Shannon Arvizu, who lives in Venice Beach, California and has put 4,600 miles on her Volt (two-thirds of that on battery power), says, “The miles I’ve driven are very happy miles. It’s the perfect car for me. I’m able to charge very conveniently in many places in my neighborhood using California electricity—from one of the cleanest grids in the country. I drive oil-free for all of my driving around LA. My friends love it, and my mom says it’s more comfortable and luxurious than her Mercedes.”
Shannon may not be the most impartial observer here, since she’s a lecturer and blogger on EVs. Indeed, many of the “early adopters” are true blue greens, predisposed to like the car.
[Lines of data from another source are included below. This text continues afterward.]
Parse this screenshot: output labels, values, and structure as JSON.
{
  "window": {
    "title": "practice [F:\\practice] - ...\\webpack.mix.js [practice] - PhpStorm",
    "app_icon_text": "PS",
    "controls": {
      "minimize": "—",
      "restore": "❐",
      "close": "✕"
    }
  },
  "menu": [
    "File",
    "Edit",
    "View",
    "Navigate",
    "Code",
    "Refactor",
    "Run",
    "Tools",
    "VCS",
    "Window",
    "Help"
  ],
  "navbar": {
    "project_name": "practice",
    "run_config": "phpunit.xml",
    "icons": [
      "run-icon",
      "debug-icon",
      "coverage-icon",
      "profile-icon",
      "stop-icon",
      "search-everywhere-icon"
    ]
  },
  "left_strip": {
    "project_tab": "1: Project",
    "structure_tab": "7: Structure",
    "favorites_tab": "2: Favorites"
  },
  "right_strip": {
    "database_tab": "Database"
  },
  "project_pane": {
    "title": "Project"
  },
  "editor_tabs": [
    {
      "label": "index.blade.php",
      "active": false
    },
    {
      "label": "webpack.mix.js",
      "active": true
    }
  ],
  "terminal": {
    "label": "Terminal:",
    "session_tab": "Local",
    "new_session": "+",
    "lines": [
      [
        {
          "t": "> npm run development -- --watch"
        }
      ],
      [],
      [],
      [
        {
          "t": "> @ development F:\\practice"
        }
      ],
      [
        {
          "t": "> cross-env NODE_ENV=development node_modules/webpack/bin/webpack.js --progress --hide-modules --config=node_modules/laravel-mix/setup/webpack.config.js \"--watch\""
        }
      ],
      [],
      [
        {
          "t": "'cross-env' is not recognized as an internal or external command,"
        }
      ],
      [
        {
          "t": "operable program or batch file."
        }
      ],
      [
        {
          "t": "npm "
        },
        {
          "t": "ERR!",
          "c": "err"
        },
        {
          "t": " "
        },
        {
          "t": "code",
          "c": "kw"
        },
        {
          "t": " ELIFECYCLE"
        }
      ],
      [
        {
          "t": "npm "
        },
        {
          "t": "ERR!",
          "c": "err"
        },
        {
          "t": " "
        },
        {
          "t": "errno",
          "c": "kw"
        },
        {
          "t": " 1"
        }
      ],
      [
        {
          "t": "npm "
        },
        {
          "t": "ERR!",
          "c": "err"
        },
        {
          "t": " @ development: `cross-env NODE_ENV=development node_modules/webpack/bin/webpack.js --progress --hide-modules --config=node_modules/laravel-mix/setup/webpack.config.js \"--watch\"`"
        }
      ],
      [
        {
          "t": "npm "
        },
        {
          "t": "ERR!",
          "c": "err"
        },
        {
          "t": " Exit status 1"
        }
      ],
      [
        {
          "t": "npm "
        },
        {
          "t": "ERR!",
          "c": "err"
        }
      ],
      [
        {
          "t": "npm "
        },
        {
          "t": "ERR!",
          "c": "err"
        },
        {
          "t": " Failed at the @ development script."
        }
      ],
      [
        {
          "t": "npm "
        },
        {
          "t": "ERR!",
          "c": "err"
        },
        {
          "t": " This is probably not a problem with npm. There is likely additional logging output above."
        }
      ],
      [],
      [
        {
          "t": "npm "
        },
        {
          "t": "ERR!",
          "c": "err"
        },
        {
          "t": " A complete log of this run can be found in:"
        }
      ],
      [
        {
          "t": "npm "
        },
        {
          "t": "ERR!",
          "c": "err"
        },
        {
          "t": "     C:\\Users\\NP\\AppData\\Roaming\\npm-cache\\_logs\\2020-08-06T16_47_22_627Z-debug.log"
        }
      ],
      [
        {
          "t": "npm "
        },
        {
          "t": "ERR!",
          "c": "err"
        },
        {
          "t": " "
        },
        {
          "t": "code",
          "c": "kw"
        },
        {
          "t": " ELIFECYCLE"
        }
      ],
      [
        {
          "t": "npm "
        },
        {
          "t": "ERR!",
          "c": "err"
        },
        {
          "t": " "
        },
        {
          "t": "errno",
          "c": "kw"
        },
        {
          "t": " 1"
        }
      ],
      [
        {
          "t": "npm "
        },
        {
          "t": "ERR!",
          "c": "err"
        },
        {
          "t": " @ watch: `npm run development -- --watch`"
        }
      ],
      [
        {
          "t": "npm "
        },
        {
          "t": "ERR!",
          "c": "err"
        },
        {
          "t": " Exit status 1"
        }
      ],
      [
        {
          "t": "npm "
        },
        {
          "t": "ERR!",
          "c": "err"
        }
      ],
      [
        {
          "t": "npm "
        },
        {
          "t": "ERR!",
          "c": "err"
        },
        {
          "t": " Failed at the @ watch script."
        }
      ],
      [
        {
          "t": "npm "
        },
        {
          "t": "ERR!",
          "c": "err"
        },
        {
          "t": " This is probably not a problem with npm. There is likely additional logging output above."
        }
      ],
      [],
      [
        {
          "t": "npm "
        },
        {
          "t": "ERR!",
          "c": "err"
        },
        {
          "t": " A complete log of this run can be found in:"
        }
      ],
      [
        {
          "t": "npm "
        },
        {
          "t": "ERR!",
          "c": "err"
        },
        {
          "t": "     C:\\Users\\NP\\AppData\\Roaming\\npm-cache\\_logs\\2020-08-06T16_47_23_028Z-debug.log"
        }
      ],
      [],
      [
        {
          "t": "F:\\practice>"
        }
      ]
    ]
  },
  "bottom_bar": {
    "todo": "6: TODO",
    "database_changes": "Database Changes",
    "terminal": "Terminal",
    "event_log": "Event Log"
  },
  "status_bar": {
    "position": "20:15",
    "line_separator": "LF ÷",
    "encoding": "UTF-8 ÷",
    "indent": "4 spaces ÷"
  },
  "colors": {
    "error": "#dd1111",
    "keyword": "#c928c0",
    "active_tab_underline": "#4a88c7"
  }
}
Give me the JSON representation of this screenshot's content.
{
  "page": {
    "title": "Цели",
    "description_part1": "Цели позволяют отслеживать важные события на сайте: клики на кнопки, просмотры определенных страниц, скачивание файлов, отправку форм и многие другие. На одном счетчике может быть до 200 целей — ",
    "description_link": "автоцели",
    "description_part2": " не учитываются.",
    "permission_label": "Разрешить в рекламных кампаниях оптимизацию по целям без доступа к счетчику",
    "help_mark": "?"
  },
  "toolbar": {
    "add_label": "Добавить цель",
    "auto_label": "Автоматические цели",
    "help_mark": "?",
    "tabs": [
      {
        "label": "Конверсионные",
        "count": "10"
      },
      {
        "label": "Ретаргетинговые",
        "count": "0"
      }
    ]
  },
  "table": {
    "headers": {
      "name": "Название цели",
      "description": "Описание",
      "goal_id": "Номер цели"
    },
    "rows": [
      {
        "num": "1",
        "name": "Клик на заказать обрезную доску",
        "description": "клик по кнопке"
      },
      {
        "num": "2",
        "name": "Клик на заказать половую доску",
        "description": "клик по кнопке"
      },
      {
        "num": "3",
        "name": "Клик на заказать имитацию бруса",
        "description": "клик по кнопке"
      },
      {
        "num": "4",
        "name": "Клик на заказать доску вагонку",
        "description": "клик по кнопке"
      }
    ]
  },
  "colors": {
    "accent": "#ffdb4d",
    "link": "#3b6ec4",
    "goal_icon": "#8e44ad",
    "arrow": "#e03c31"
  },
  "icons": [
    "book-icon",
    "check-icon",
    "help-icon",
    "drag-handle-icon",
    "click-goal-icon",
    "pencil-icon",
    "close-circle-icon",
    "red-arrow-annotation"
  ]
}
But more than 6,000 people have taken delivery of a Volt so far, and they’re not all greens.
One Connecticut Volt dealer told me he’s sold about 20 of the plug-in hybrids so far, and that owners universally love them. One (3,000 miles, nine gallons of gas) pays for the car to be hand washed, because she’s worried about it getting damaged in an automated car wash. Nobody there has asked for a loaner, and nobody seems worried about the Volt fires.
Hey, if I bought a Volt I’d probably be fiercely loyal to it, too. I still think it’s a great car, and you really should drain seriously damaged battery packs after a big collision.